Gone are the days of sites with their hardcoded, never-changing HTML. Sites and apps these days are dynamic and interactive. The job of a designer is to make it so that the interface through which they interact with our web UI design is as close to ideal as possible. Luckily, some nearly universal rules can help in designing interfaces. User interface design is the process of designing the look, feel, and interactivity of a digital product. It is important to note that UI design is not the same as UX, although the two regularly go hand-in-hand.
Basics of Designing Interfaces
A user interface is the point of interaction between humans and computers. User interface design is the process of designing how these interfaces look and behave. Suppose that you are using an app on your smartphone to book flights. The screens you navigate, the buttons you tap, and the forms you fill out are all part of the user interface. A user interface is usually made up of the following elements.
These are interactive elements that enable a user to enter information. Input controls include things like checkboxes, buttons, text fields, and dropdown lists.
These communicate useful information to the user, for example through message boxes, notifications, and progress bars.
Containers are used to group content into meaningful sections. A container holds various elements, keeping them to a reasonable maximum width based on the user’s screen size. An example of a container in UI design is the accordion menu, which is a vertically stacked list of headers that can be clicked to hide or show content.
These help the user to navigate an interface to complete their desired task. Navigational components include things like search fields, sliders, and hamburger menus.
UI design considers all of these elements and how they work together to create interfaces that are both easy to navigate and visually pleasing. As such, UI design covers the following things.
It is how the user interface and its various elements behave and function. For instance, what happens when a user clicks on a particular button?
It is how the interface looks, considering things like color, typography, imagery and graphics, logos, icon design, and spacing. A variety of resources exist to help in this process.
It is how the content within the user interface is organized and labeled.
Designing Interfaces Process
UI designers come in at the later stages of the product design process. Some key steps in the designing interfaces process include the following list.
1. Understanding the context
You cannot design the user interface for a product without knowing who will be using it and what they will be using it for. The UI designer will start by getting familiar with the project brief to understand the target audience they’re designing for and the purpose of the product.
2. Conducting competitor analysis
UI designers might conduct competitor analysis to see what other brands operating in the same space are doing. This helps you to understand what your users expect when interacting with certain products, allowing you to design interfaces that feel familiar and are therefore easier to use.
3. Designing screens and UI elements
A substantial part of the UI design process focuses on design. UI designers will design all the individual screens that make up the user journey and the different elements that feature on these screens. This includes designing icons and buttons, selecting or creating imagery, making decisions about colors and typography, and designing any animations and interactions.
4. Be Clear

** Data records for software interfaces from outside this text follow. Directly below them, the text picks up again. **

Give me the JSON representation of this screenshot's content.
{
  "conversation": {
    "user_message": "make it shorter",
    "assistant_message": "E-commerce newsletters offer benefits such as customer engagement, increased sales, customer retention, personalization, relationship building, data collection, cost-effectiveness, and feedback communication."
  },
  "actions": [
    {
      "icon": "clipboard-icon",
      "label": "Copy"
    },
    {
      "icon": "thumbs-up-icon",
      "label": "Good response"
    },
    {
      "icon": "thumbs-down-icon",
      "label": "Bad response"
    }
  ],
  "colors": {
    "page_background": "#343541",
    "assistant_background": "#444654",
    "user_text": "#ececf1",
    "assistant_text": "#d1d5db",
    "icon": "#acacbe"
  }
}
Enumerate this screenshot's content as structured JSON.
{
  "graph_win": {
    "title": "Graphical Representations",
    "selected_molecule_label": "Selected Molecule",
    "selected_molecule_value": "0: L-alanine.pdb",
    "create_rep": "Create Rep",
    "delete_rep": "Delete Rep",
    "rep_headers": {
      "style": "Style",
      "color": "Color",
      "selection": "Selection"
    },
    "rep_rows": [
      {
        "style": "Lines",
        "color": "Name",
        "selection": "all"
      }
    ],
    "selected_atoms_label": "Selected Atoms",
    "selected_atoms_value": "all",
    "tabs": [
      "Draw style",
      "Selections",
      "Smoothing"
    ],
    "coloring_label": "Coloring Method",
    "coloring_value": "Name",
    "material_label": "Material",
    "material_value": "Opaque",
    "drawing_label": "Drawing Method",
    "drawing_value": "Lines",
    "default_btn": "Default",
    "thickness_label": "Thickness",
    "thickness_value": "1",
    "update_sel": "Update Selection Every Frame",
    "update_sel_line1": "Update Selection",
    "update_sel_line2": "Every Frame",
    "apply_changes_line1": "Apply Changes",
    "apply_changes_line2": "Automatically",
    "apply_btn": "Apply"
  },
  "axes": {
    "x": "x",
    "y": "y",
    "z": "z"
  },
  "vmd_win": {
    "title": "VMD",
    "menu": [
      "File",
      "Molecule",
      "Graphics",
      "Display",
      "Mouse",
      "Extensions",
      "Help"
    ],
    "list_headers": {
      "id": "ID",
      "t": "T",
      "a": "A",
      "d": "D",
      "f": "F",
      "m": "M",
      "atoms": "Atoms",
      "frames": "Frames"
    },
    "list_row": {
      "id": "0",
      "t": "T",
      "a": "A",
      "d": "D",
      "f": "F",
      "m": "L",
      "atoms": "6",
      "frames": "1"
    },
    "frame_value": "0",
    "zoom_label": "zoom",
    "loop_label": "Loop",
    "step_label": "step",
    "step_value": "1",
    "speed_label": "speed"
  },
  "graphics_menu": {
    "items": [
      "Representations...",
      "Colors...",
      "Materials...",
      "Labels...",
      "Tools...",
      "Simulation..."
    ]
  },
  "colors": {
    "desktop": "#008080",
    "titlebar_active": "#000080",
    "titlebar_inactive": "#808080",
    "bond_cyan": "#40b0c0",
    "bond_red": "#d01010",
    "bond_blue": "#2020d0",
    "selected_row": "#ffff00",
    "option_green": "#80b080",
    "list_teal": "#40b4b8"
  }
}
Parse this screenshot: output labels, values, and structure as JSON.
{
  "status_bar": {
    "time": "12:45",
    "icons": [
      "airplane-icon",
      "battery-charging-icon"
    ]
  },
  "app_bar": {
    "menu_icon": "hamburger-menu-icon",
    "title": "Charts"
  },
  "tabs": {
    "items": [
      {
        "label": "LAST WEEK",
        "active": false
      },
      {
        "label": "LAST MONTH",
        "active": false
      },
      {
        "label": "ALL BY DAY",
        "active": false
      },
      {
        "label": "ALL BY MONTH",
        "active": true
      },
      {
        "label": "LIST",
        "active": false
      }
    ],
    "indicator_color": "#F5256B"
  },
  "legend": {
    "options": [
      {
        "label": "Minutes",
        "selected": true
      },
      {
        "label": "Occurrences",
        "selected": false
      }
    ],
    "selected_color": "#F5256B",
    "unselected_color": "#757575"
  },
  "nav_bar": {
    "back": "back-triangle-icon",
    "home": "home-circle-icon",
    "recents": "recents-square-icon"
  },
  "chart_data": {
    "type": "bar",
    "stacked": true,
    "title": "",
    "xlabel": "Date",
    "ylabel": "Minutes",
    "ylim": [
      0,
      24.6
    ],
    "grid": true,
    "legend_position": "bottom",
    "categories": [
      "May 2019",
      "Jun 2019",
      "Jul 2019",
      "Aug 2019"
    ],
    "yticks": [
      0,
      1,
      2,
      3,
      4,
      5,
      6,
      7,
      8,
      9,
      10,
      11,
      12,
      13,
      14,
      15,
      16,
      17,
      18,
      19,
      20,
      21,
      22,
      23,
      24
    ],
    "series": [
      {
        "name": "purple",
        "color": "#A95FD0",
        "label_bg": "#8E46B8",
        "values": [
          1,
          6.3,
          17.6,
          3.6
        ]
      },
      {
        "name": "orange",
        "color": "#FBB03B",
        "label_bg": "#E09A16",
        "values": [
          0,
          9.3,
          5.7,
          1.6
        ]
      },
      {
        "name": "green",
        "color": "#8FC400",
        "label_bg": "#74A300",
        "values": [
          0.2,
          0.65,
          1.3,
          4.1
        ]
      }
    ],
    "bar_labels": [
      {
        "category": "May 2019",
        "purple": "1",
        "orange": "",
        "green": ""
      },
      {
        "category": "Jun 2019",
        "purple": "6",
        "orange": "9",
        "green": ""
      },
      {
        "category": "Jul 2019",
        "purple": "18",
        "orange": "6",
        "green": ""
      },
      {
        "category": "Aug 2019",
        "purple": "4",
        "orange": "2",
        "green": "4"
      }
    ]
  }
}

Clarity and consistency are different. Clarity means that you want your users to know what to do at all times. In some ways, this also bleeds into UX design because it reduces frustration on your users and increases retention, and reduces bounce rate. Clarity is the reason minimalist web design has been so popular. People are not confused about the purpose of any site or page because there is no clutter.
Being consistent in feature placement within your UI is key, though you should also be concerned that your UI works and looks consistent across the entire product, too. Do not have the menu on top of one page and at the bottom of another. Also, do not rearrange menu items every time it loads. Make sure that your users know where things are on your site. If you keep a contact form underneath your blog posts, don’t decide to leave it off. Users will notice and be confused. Consistency also includes your fonts and design should work from page to page to page. Do not go swapping header/body fonts from page to page.
6. Creating wireframes and prototypes
Throughout the UI design process, UI designers will create wireframes and prototypes. In the early stages, low-fidelity wireframes can be used to map out the position of different elements on the screen. As initial ideas progress to concrete design decisions, high-fidelity, clickable prototypes are used to model the final look and feel of the product. With high-fidelity prototypes, UI designers can communicate not only what the product UI should look like but also how it should behave when the user interacts with it.
7. Handing off to developers
Once the product UI has been finalized, it is over to the developers to turn the UI designer’s prototypes into real, working products. It is essential to be aware that moving from high-fidelity prototypes to development might not always be straightforward as developers and other stakeholders may have feedback, requiring you to iterate on your designs.
If you want to get a try at designing interfaces, this guide will certainly help you out in doing so. Thus, it is recommendable that you take the concepts and start any design gig that you may find.